[Material provided — start]
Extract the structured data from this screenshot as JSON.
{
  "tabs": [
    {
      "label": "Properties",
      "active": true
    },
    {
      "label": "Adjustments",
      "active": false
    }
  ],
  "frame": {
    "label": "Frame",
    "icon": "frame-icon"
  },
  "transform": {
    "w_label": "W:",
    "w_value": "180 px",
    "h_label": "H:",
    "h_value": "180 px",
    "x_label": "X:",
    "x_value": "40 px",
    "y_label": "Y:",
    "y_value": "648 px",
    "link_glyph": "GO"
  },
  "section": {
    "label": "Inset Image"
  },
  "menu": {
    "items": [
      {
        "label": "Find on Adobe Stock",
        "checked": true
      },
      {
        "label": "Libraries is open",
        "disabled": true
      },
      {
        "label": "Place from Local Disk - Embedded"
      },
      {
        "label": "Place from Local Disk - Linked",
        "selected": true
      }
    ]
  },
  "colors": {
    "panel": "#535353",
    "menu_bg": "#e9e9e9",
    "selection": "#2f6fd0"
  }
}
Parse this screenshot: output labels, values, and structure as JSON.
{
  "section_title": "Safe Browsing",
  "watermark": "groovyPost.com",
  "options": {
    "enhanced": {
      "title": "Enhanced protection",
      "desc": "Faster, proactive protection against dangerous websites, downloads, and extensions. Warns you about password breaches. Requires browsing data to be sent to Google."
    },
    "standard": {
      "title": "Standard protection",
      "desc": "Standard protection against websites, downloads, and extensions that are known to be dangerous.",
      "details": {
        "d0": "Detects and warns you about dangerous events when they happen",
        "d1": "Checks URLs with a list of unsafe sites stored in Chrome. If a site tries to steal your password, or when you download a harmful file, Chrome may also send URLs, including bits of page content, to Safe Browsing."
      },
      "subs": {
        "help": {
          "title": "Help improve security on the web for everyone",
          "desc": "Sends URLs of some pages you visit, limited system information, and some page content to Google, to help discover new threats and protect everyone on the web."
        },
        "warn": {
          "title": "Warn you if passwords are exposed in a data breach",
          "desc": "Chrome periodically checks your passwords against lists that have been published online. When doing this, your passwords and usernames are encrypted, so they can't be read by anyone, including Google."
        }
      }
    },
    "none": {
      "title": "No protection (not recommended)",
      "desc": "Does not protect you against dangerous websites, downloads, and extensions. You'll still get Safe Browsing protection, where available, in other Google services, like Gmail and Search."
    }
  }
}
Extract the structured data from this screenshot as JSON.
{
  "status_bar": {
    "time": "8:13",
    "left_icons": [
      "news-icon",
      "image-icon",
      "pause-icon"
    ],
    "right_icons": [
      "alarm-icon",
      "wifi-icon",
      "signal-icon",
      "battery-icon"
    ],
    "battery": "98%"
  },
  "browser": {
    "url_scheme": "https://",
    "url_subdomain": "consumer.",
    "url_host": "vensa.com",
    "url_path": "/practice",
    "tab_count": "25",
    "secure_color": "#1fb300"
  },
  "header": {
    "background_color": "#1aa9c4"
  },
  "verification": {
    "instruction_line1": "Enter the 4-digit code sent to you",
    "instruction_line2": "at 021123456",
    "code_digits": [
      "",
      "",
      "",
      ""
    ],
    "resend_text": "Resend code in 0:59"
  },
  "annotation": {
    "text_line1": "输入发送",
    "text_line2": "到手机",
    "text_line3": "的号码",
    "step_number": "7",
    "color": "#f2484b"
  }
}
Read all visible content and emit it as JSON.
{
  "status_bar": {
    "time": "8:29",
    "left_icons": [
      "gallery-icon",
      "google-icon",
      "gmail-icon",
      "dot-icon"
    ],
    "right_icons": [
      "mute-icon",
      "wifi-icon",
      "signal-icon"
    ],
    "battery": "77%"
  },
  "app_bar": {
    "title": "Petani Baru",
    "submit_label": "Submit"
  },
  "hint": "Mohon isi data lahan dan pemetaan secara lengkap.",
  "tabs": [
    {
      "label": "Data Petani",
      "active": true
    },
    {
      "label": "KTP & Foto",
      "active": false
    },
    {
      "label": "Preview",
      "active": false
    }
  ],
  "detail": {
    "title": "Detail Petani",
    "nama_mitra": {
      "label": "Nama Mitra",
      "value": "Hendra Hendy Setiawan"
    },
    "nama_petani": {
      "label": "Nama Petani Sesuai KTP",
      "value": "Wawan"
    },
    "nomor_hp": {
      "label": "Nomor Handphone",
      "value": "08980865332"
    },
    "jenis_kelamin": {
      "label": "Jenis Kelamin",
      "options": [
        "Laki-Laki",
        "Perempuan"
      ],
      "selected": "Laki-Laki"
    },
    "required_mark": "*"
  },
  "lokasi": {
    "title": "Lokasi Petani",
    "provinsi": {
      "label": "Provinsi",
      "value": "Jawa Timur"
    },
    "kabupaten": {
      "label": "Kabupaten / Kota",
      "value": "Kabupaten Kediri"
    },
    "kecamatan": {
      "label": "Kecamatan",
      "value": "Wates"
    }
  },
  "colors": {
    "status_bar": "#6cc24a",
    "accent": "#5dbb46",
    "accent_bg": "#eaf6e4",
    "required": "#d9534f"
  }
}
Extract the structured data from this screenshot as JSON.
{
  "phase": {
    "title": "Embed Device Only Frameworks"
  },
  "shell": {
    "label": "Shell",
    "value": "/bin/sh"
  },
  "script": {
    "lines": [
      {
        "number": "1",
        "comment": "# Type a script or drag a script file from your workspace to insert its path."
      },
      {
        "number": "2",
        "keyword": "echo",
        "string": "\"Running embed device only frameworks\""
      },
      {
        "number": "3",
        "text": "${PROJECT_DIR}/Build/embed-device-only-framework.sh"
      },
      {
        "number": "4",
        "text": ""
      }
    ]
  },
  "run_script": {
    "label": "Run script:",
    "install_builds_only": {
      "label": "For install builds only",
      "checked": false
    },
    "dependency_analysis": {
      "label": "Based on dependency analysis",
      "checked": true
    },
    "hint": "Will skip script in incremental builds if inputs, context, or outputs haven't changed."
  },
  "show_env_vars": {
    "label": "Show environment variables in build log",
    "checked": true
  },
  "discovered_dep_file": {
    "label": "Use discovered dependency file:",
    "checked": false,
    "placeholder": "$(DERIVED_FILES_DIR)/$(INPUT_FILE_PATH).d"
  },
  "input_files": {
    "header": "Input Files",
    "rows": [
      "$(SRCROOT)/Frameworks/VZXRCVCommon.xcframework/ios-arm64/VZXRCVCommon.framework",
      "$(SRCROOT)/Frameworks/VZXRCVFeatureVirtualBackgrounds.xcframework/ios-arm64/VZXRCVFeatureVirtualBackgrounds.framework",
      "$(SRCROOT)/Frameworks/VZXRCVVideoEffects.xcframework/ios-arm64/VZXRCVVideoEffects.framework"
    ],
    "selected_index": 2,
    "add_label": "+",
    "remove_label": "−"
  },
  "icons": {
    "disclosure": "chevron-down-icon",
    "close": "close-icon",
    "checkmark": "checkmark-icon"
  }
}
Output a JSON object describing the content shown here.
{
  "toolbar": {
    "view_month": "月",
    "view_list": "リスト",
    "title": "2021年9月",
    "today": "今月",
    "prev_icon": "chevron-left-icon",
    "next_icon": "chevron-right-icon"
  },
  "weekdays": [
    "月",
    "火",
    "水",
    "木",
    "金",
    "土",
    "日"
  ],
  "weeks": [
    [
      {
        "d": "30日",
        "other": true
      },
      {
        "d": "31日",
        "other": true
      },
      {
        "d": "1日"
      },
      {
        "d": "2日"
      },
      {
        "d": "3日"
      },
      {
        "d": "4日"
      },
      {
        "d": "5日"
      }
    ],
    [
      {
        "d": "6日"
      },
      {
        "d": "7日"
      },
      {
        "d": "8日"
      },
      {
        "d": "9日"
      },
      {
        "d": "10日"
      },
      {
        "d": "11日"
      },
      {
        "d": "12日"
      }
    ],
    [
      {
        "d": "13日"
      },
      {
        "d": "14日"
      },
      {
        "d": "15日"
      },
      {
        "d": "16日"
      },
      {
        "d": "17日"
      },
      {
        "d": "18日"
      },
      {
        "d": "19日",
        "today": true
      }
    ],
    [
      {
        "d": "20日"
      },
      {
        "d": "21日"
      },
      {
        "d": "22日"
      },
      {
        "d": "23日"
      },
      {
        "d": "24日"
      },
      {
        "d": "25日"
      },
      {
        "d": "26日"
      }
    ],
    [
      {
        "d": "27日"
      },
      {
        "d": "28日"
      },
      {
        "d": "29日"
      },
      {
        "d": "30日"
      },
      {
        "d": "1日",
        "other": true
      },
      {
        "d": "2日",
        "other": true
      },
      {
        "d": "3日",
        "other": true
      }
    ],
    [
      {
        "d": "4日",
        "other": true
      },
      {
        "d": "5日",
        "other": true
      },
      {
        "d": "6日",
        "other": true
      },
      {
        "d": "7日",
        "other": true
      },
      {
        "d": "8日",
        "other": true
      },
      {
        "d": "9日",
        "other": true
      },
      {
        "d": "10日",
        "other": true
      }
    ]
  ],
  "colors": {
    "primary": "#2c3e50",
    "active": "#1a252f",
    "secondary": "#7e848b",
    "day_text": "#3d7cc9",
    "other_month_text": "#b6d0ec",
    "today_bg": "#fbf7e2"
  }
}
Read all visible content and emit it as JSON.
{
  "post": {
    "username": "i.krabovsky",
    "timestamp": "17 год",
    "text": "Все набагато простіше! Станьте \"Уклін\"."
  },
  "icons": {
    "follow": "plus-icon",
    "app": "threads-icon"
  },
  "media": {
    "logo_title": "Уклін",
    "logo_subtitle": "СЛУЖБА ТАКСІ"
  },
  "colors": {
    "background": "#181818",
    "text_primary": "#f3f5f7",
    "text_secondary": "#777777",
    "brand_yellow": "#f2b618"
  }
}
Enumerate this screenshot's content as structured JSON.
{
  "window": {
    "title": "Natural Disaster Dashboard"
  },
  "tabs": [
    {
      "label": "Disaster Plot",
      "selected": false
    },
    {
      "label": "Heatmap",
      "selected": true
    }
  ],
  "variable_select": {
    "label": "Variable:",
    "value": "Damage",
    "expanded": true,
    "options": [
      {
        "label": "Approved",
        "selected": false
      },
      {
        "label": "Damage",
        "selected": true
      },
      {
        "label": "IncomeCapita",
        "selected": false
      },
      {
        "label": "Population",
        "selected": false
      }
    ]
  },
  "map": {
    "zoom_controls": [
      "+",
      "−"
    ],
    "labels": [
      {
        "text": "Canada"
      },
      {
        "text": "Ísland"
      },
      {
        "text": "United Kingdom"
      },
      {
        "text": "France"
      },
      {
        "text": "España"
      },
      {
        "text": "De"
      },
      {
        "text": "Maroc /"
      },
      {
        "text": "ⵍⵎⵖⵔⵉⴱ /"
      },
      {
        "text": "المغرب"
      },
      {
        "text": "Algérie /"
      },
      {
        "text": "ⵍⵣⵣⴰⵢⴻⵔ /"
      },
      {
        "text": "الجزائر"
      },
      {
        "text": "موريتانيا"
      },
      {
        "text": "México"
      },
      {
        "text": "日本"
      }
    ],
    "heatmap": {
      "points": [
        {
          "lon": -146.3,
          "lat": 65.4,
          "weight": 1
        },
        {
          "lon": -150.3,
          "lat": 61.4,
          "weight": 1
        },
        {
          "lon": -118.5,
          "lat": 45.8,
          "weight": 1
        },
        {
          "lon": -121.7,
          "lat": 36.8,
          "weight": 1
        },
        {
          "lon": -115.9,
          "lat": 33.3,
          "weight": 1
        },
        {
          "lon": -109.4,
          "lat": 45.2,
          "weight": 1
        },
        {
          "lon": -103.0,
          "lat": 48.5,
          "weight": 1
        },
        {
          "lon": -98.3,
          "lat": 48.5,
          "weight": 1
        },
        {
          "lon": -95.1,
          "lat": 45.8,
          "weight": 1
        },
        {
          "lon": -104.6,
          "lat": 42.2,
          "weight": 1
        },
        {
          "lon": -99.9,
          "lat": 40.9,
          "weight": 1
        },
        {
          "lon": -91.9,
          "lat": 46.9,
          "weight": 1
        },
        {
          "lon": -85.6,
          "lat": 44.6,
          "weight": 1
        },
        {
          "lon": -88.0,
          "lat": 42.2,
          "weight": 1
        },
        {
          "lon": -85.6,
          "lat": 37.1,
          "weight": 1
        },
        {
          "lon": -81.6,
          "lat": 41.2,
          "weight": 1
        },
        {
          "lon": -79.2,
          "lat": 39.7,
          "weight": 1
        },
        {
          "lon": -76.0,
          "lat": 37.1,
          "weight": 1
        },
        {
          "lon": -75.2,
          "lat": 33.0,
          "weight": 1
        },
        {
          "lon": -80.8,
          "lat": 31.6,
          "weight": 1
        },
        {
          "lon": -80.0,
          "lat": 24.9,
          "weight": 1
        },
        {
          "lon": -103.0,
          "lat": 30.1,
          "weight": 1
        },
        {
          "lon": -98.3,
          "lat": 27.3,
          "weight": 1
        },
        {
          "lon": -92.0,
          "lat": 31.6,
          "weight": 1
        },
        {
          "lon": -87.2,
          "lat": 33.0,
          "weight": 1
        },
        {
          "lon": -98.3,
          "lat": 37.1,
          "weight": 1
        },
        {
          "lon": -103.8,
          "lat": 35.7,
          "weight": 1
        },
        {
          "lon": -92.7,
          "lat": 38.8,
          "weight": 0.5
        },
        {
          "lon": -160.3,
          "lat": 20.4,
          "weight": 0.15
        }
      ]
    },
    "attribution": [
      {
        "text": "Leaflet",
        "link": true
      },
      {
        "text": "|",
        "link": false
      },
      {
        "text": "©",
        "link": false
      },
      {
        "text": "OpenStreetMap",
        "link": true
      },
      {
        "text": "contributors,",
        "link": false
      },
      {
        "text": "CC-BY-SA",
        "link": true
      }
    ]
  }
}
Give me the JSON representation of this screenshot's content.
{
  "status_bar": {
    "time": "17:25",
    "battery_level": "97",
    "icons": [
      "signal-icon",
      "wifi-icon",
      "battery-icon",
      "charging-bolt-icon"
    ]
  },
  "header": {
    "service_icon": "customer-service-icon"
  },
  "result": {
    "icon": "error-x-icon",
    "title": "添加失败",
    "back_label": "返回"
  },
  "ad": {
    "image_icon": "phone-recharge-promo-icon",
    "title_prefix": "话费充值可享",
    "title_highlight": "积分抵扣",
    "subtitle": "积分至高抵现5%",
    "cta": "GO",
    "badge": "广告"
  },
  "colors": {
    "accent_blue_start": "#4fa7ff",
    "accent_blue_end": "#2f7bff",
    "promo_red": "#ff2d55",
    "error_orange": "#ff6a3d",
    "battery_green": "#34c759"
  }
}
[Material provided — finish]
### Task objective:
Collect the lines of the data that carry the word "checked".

### Reply to the task:
        "checked": true
      "checked": false
      "checked": true
    "checked": true
    "checked": false,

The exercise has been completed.